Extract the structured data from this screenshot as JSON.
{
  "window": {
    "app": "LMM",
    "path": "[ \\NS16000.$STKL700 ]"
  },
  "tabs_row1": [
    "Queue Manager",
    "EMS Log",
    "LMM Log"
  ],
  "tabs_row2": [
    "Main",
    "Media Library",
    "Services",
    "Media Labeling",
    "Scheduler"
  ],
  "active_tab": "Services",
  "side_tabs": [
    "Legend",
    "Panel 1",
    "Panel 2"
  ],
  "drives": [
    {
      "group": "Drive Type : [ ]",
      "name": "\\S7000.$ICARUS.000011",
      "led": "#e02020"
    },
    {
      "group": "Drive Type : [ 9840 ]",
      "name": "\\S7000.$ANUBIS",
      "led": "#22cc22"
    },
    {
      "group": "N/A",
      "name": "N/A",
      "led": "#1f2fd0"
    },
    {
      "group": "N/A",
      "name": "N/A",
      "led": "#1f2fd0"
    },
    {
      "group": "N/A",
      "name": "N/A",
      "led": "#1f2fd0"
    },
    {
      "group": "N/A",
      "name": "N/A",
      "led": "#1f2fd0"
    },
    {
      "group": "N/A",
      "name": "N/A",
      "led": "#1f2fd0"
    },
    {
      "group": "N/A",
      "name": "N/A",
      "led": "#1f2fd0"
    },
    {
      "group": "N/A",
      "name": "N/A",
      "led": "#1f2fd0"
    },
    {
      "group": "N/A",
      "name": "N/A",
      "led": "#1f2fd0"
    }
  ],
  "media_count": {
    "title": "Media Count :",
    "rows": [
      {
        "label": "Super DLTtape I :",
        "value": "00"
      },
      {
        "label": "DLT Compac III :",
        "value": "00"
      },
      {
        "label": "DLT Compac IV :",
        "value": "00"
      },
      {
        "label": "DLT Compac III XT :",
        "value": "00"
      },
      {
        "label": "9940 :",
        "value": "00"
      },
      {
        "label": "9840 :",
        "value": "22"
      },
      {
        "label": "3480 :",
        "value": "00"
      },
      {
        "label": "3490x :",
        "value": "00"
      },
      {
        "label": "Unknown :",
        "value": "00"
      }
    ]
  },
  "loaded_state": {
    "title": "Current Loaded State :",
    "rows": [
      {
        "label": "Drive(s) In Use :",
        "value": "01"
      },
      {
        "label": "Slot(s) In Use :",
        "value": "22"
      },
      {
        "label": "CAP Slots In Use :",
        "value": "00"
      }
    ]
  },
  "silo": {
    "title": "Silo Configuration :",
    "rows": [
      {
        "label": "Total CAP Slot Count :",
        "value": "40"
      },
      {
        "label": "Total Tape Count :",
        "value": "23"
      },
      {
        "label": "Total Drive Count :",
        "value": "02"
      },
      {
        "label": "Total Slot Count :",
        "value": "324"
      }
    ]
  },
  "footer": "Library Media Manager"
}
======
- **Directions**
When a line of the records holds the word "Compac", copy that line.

- **Task output**
        "label": "DLT Compac III :",
        "label": "DLT Compac IV :",
        "label": "DLT Compac III XT :",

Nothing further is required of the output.